  • 3:14
EQUINE ASSISTED ACTIVITIES (EAA) formerly THERAPEUTIC RIDING

" FEELS SO GOOD"  by Chuck Mangione


ARU’s most active program, equine assisted activities, serves individuals with special needs from the age of four on up. Our riders exhibit a wide range of physical, cognitive and emotional disabilities, all of which are positively impacted by the interaction with a horse. All instructors are certified by the Professional Association of Therapeutic Horsemanship International. ARU is unique in being able to give our students and their families the comfort of knowing that a physician and several registered nurses are directly involved on site. Because the center is conveniently located on ten acres in a residential area, its homelike atmosphere provides a quiet, relaxed and safe environment to build confidence in apprehensive and novice riders.

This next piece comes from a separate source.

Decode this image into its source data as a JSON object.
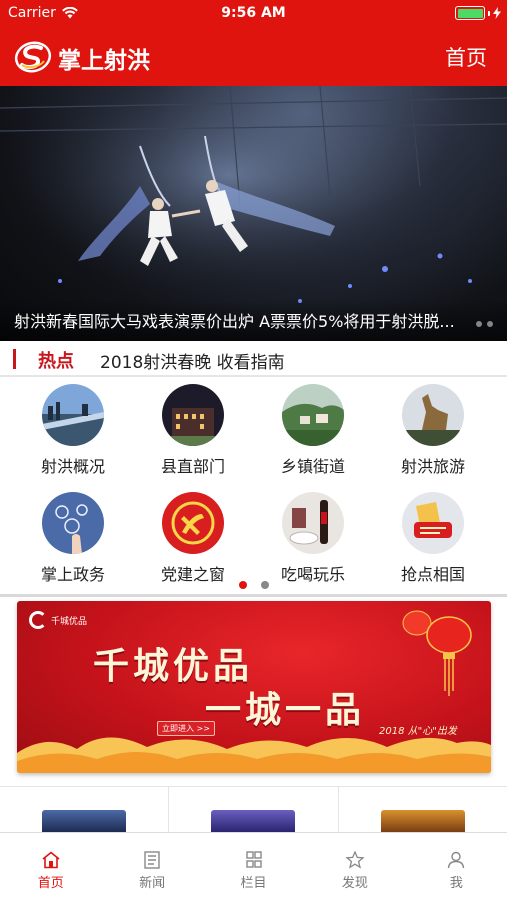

By learning to ride, our students with physical disabilities gain improvement in balance, core muscle strength, flexibility and posture. Riding develops better gross and fine motor skills which lead to enhanced coordination and, therefore, greater self­confidence and self­esteem. The ability to competently ride a horse is an accomplishment that most able bodied peers don’t possess. 

Students with cognitive and emotional issues are aided in the areas of  concentration and social interaction. Self­awareness and focus are  developed through feedback from the horse. Patience, behavioral restraint, and confidence evolve through supervised risk taking. These qualities derive from the companionship and partnership with the horse and result in greater self­esteem. Many minimally verbal autistic students develop an expanded vocabulary and articulation as a result of their communication with the horse. Students who are uncomfortable in complex social situations are comforted by our tranquil setting. A ride through our sensory trail is particularly helpful for those with autism spectrum disorder. 

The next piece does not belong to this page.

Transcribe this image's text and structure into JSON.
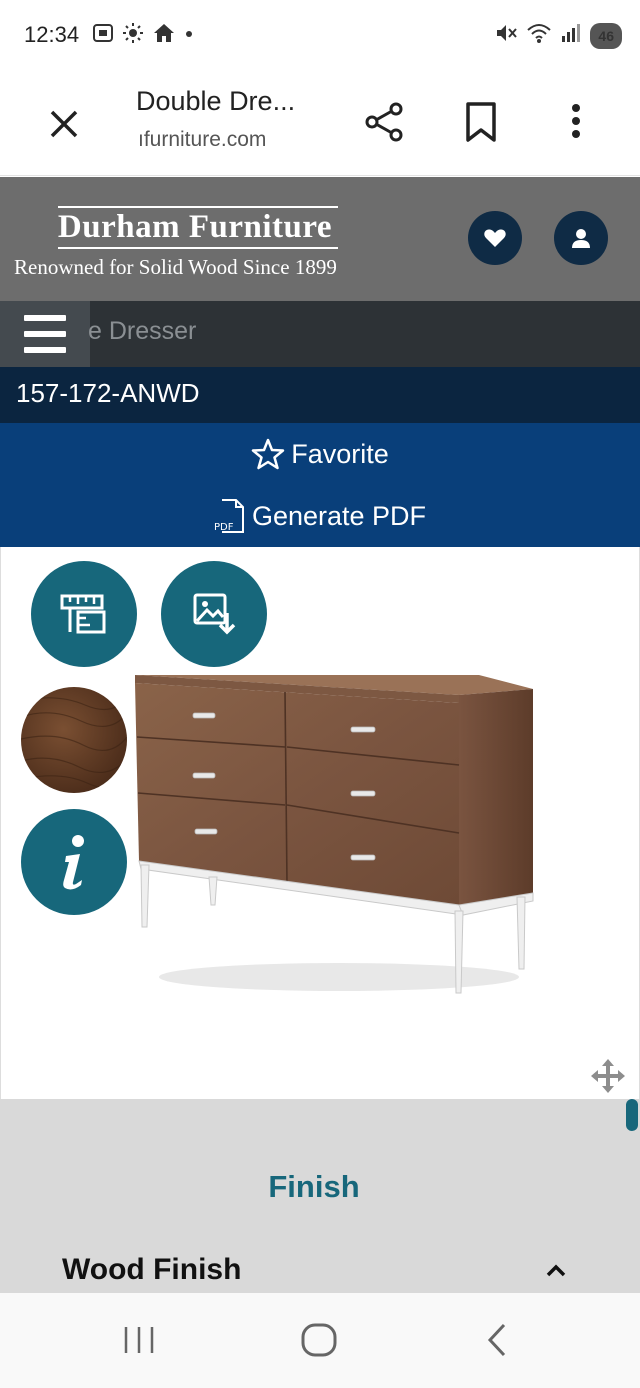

And, best of all...our students have fun!



Video courtesy of  David Block, Blind Filmmaker.com, from the recently released documentary, "Gift Horses"